Yomiuri Shimbun file photo
Visitors to the Sapporo Snow Festival in Chuo Ward, Sapporo, view snow sculptures in February 2020.

The festival is an important event for the city because it attracts as many as 500,000 people. The city decided to hold the festival after taking into account various factors, including the vaccination rate.

Local children usually welcome visitors inside the snow huts and offer them amazake, a sweet non-alcoholic drink made with fermented rice and sake lees, but the tradition will be suspended next year.

“Some tourists to rural areas let their guard down, and it’s easy to become vulnerable,” Uchikawa said as a reason for scaling back some activities.

The city of Sapporo will hold the Sapporo Snow Festival from Feb. 5 through Feb. 12 for the first time in two years. Before the pandemic struck, more than 2 million visitors would attend the annual festival.

However, the event will be scaled back. The centerpiece of the festival, the creation of huge snow sculptures, will be canceled. Also, the organizer will work to ensure that festivalgoers do not linger too long in any one place. Booths selling food, drinks and goods will not be set up.

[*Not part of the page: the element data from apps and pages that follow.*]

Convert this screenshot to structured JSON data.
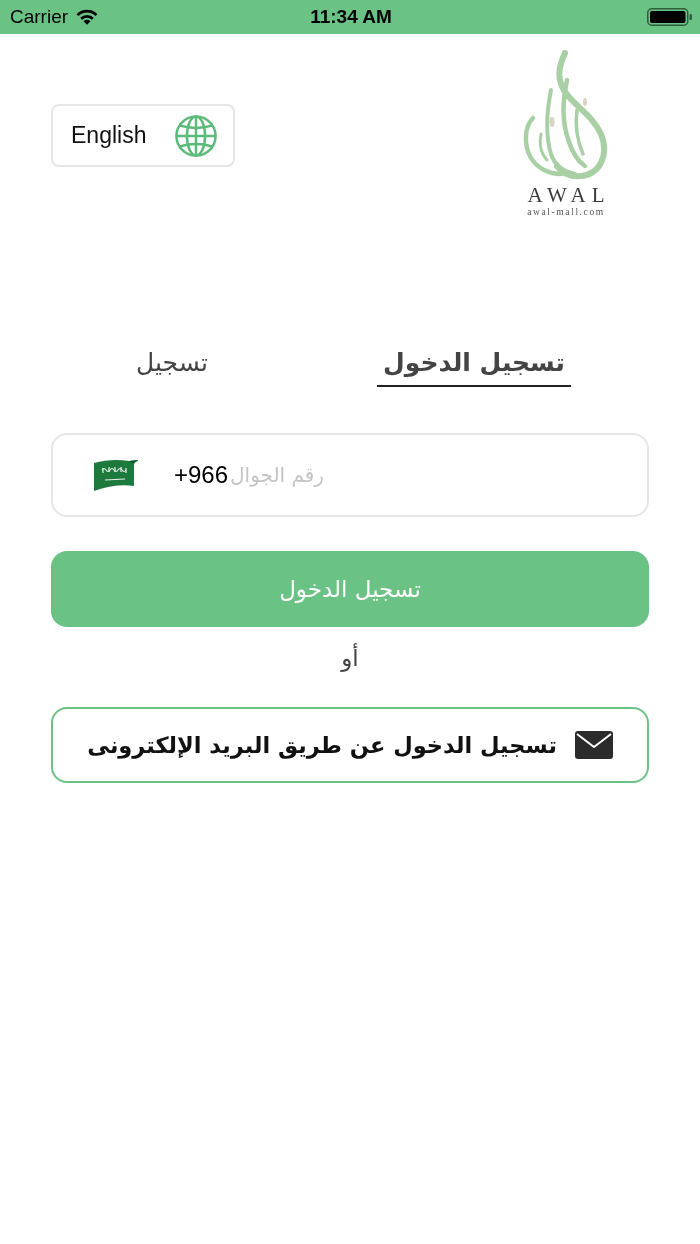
{
  "status_bar": {
    "carrier": "Carrier",
    "time": "11:34 AM"
  },
  "header": {
    "language_button": {
      "label": "English"
    },
    "logo": {
      "wordmark": "AWAL",
      "domain": "awal-mall.com"
    }
  },
  "tabs": [
    {
      "label": "تسجيل الدخول",
      "selected": true
    },
    {
      "label": "تسجيل",
      "selected": false
    }
  ],
  "phone_field": {
    "country_code": "+966",
    "placeholder": "رقم الجوال"
  },
  "login_button": {
    "label": "تسجيل الدخول"
  },
  "separator": "أو",
  "email_login_button": {
    "label": "تسجيل الدخول عن طريق البريد الإلكترونى"
  }
}
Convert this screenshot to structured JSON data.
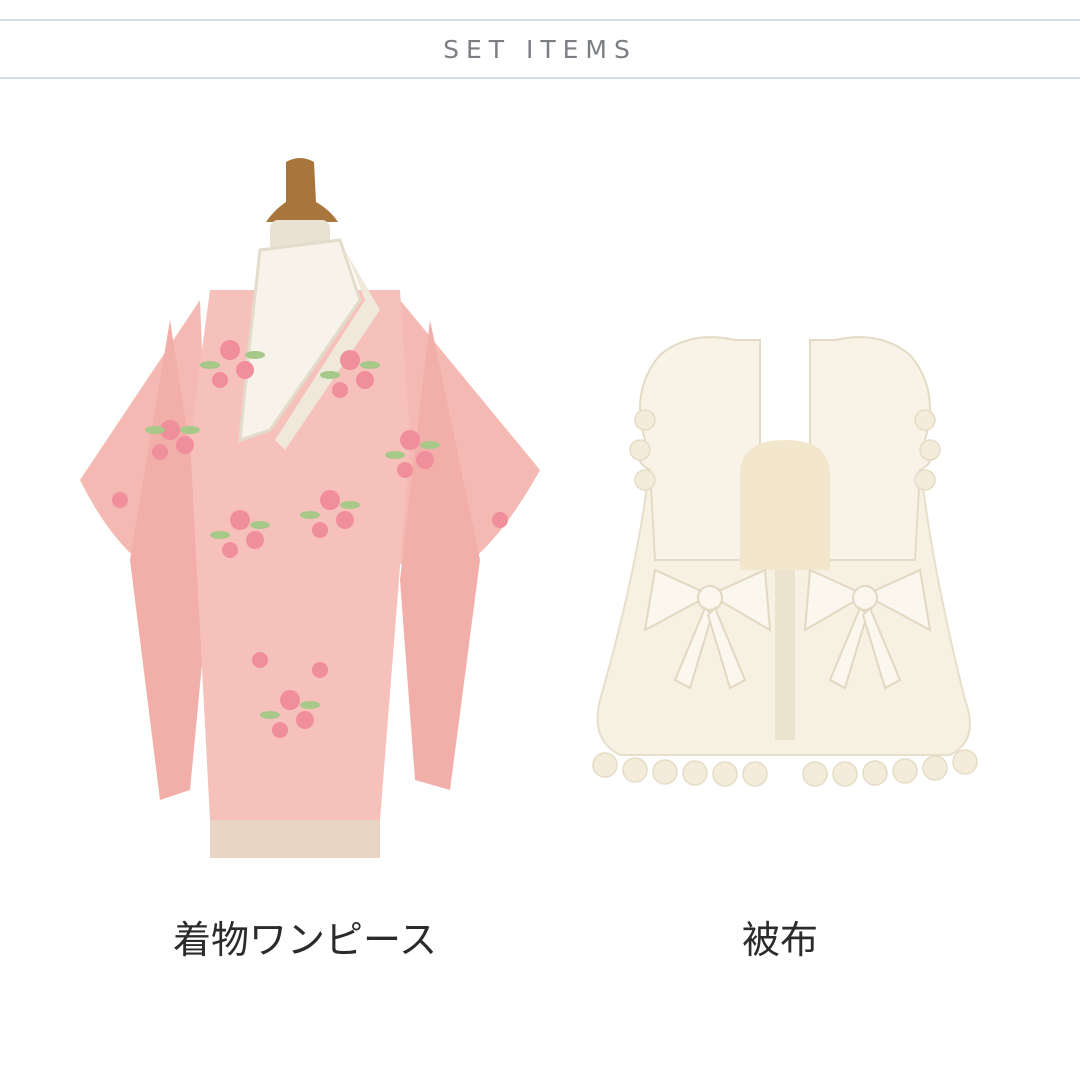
{
  "section": {
    "title": "SET ITEMS"
  },
  "items": [
    {
      "name": "着物ワンピース",
      "image": "pink-kimono-dress-on-mannequin"
    },
    {
      "name": "被布",
      "image": "cream-quilted-hifu-vest"
    }
  ],
  "colors": {
    "rule": "#d6dee3",
    "title": "#7b7f83",
    "kimono": "#f4b9b3",
    "hifu": "#f6f0e2",
    "caption": "#2b2b2b"
  }
}
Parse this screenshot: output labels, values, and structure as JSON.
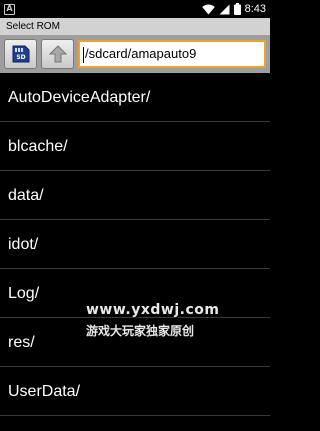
{
  "status_bar": {
    "notification_icon": "A",
    "time": "8:43",
    "icons": [
      "wifi-icon",
      "signal-icon",
      "battery-icon"
    ]
  },
  "title_bar": {
    "title": "Select ROM"
  },
  "toolbar": {
    "sd_button_icon": "sd-card-icon",
    "up_button_icon": "arrow-up-icon",
    "path_value": "/sdcard/amapauto9"
  },
  "files": [
    {
      "name": "AutoDeviceAdapter/"
    },
    {
      "name": "blcache/"
    },
    {
      "name": "data/"
    },
    {
      "name": "idot/"
    },
    {
      "name": "Log/"
    },
    {
      "name": "res/"
    },
    {
      "name": "UserData/"
    }
  ],
  "watermark": {
    "url": "www.yxdwj.com",
    "text": "游戏大玩家独家原创"
  },
  "colors": {
    "title_bar_bg": "#d2d2d2",
    "toolbar_bg": "#9e9e9e",
    "path_border": "#f0a030",
    "background": "#000000"
  }
}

“We hope accommodations facilities near the event site will benefit, even if just a little,” said a Sapporo City Tourism Association official.

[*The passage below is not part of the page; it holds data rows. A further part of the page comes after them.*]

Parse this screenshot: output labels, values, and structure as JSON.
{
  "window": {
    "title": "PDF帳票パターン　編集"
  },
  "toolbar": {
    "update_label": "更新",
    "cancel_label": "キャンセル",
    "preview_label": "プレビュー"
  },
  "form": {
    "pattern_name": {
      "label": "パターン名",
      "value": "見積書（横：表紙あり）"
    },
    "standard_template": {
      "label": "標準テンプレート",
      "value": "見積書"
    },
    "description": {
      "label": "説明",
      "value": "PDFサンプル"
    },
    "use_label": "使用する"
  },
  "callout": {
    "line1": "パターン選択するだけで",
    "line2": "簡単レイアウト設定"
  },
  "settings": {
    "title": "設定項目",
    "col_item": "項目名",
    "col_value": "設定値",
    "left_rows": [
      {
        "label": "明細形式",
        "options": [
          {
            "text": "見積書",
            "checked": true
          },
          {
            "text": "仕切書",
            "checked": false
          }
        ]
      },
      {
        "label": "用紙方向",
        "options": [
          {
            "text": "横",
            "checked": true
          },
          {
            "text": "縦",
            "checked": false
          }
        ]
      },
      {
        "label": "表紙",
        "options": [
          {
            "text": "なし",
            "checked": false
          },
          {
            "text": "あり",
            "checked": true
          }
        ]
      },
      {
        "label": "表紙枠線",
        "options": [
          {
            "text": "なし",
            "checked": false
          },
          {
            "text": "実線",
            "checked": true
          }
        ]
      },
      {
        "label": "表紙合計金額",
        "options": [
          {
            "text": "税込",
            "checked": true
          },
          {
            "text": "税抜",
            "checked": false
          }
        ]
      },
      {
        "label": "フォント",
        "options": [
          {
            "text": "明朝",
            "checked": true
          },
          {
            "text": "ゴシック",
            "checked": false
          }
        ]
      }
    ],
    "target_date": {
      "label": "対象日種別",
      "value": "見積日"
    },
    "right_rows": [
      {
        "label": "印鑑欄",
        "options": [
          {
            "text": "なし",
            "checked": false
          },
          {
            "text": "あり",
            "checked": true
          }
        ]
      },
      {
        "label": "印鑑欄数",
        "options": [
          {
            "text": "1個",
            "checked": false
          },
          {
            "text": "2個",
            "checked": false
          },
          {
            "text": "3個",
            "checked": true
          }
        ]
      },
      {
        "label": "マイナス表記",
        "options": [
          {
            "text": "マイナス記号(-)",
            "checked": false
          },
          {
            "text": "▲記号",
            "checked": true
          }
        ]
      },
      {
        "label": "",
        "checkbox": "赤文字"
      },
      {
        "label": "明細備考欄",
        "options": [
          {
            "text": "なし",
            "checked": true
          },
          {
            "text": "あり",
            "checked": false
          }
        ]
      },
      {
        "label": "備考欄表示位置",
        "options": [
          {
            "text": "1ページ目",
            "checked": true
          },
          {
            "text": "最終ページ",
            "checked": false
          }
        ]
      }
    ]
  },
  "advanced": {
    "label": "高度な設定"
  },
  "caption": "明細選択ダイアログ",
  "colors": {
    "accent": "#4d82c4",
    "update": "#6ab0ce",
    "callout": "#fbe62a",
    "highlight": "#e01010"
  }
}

The Sendai Pageant of Starlight, an annual event in which Sendai’s downtown area is decorated and illuminated at night, will be held on a shortened schedule this year. The event will run from Dec. 18 through Dec. 31, which is 12 days shorter than the one held in 2019, and five days fewer than the one held last year. Also, the stretch of the illuminated section in Aoba Ward will be cut by about 200 meters compared to last year.

The annual Nagano Ebisu-ko Fireworks Festival was canceled last year, but held on Nov. 23 in the city of Nagano. However, the location from which the fireworks were launched was not announced until the day of the event, and paid spectator seating, which is usually set up, was dropped.

2nd year of cancellations

Several events have been canceled for the second year in a row.

Nagasaki City has canceled the Nagasaki Lantern Festival, an annual event held in February. The festival celebrates the Chinese New Year, based on the lunar calendar.

Before the pandemic hit, the event would draw 1 million spectators who would come to watch the parade of people clad in Chinese costumes, dancing dragons and other spectacles.

“We don’t know what the infection situation will be like next year, and it’s difficult to stop people from crowding,” an organizing committee official said.

However, the city will decorate urban areas with Chinese lanterns, a scaled-down event that is catered to residents, from Feb. 1 through Feb. 15.